Task directions:
Please give back each line below unchanged; none of the pictures should appear.

Dataset extract:
□ □ □ □ □
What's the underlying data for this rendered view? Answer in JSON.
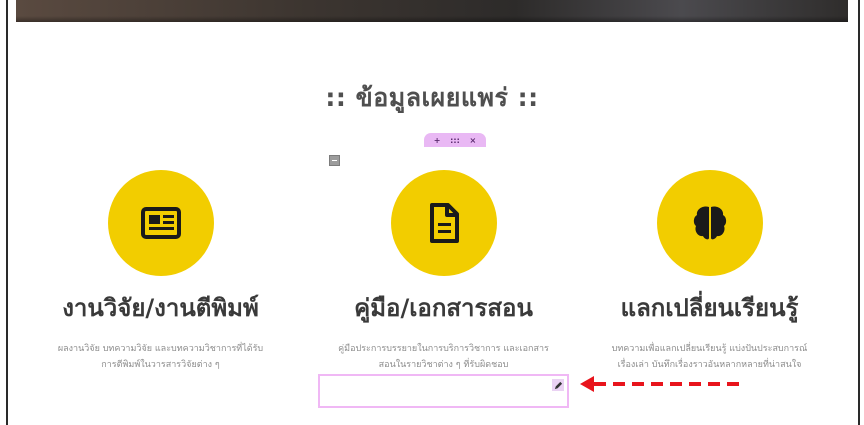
{
  "section": {
    "title": ":: ข้อมูลเผยแพร่ ::"
  },
  "editor_toolbar": {
    "add": "+",
    "move": ":::",
    "close": "×"
  },
  "columns": [
    {
      "icon": "newspaper-icon",
      "heading": "งานวิจัย/งานตีพิมพ์",
      "line1": "ผลงานวิจัย บทความวิจัย และบทความวิชาการที่ได้รับ",
      "line2": "การตีพิมพ์ในวารสารวิจัยต่าง ๆ"
    },
    {
      "icon": "document-icon",
      "heading": "คู่มือ/เอกสารสอน",
      "line1": "คู่มือประการบรรยายในการบริการวิชาการ และเอกสาร",
      "line2": "สอนในรายวิชาต่าง ๆ ที่รับผิดชอบ"
    },
    {
      "icon": "brain-icon",
      "heading": "แลกเปลี่ยนเรียนรู้",
      "line1": "บทความเพื่อแลกเปลี่ยนเรียนรู้ แบ่งปันประสบการณ์",
      "line2": "เรื่องเล่า บันทึกเรื่องราวอันหลากหลายที่น่าสนใจ"
    }
  ],
  "colors": {
    "accent": "#f2cd00",
    "editor_highlight": "#f0b8f5",
    "arrow": "#e8141c"
  }
}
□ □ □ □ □
Answer section:
What's the underlying data for this rendered view? Answer in JSON.
{
  "section": {
    "title": ":: ข้อมูลเผยแพร่ ::"
  },
  "editor_toolbar": {
    "add": "+",
    "move": ":::",
    "close": "×"
  },
  "columns": [
    {
      "icon": "newspaper-icon",
      "heading": "งานวิจัย/งานตีพิมพ์",
      "line1": "ผลงานวิจัย บทความวิจัย และบทความวิชาการที่ได้รับ",
      "line2": "การตีพิมพ์ในวารสารวิจัยต่าง ๆ"
    },
    {
      "icon": "document-icon",
      "heading": "คู่มือ/เอกสารสอน",
      "line1": "คู่มือประการบรรยายในการบริการวิชาการ และเอกสาร",
      "line2": "สอนในรายวิชาต่าง ๆ ที่รับผิดชอบ"
    },
    {
      "icon": "brain-icon",
      "heading": "แลกเปลี่ยนเรียนรู้",
      "line1": "บทความเพื่อแลกเปลี่ยนเรียนรู้ แบ่งปันประสบการณ์",
      "line2": "เรื่องเล่า บันทึกเรื่องราวอันหลากหลายที่น่าสนใจ"
    }
  ],
  "colors": {
    "accent": "#f2cd00",
    "editor_highlight": "#f0b8f5",
    "arrow": "#e8141c"
  }
}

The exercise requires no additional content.